Species Differences in Artiodactyl Hyoid Bones

SURC Ballroom C/D
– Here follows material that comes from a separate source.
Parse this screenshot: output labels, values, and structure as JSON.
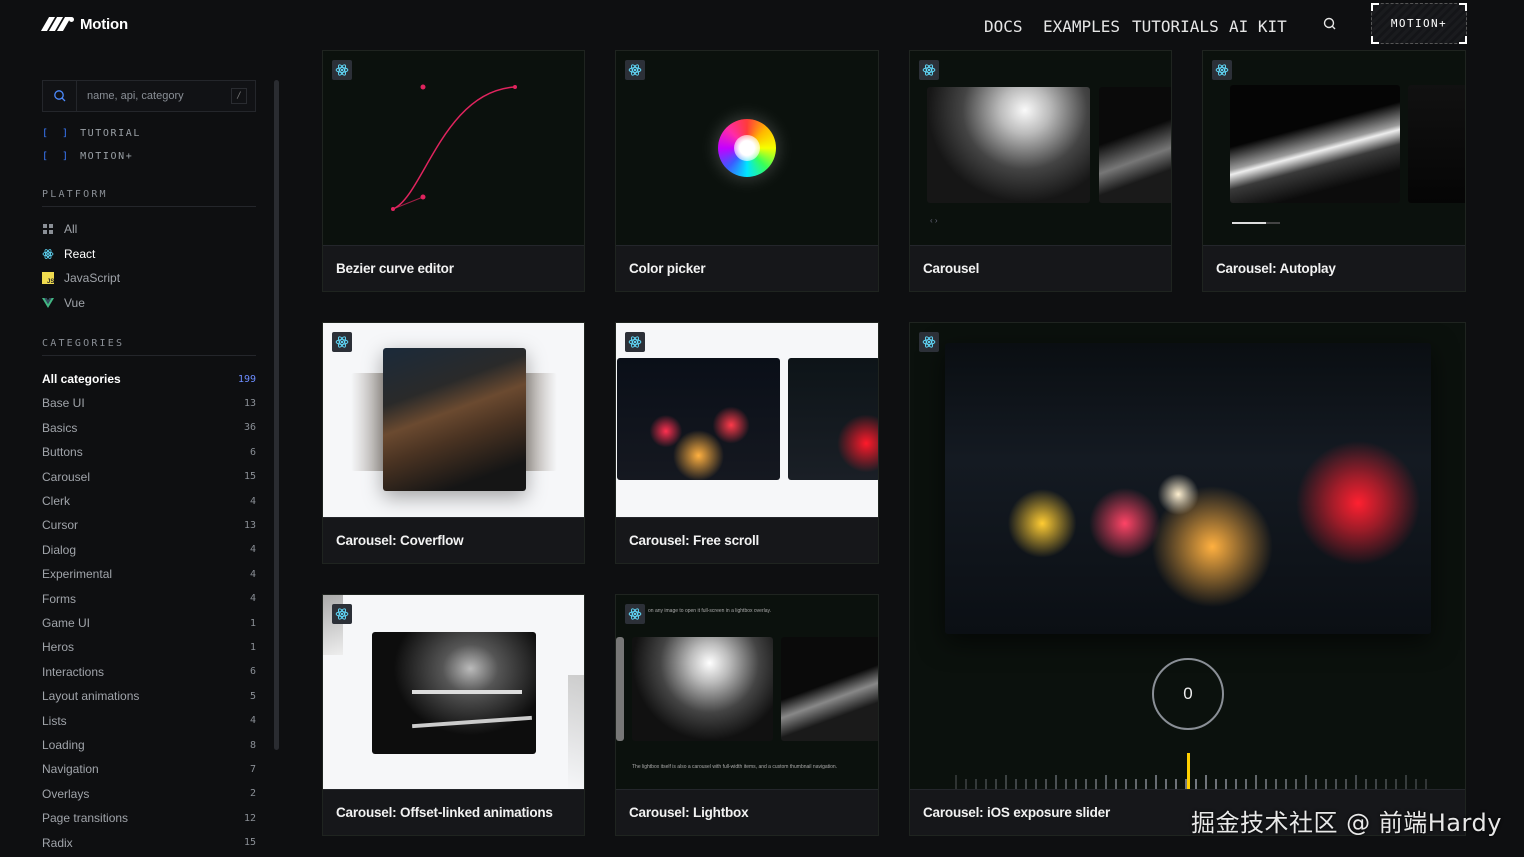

Hyoid bones are small bones of the throat found beneath the lower jaws of mammals. They are robust and distinctive, but are nonetheless uncommonly reported in archaeological sites. There is little literature available at present that can facilitate element identification as well as species differentiation of hyoid bones. To address this gap, I examined 35 hyoid bones from eight important artiodactyl (hoofed mammal) species in the CWU Zooarchaeology collection and Burke Museum Mammalogy collection. The hyoid bones of bison, cattle, deer, elk, pronghorn, bighorn and domestic sheep vary in length, shaft thickness, anterior and posterior morphology, and degree of shaft curvature. For example, compared to the other species, pronghorn hyoids have shafts that are thinner and less arched, as well as a much wider, anterior-curving process on the posterior end. Domesticated species seem to have thicker medial-lateral widths than their most closely related wild species. The characteristics described here are suggestive rather than deterministic, and more research as well as larger sample sizes are needed.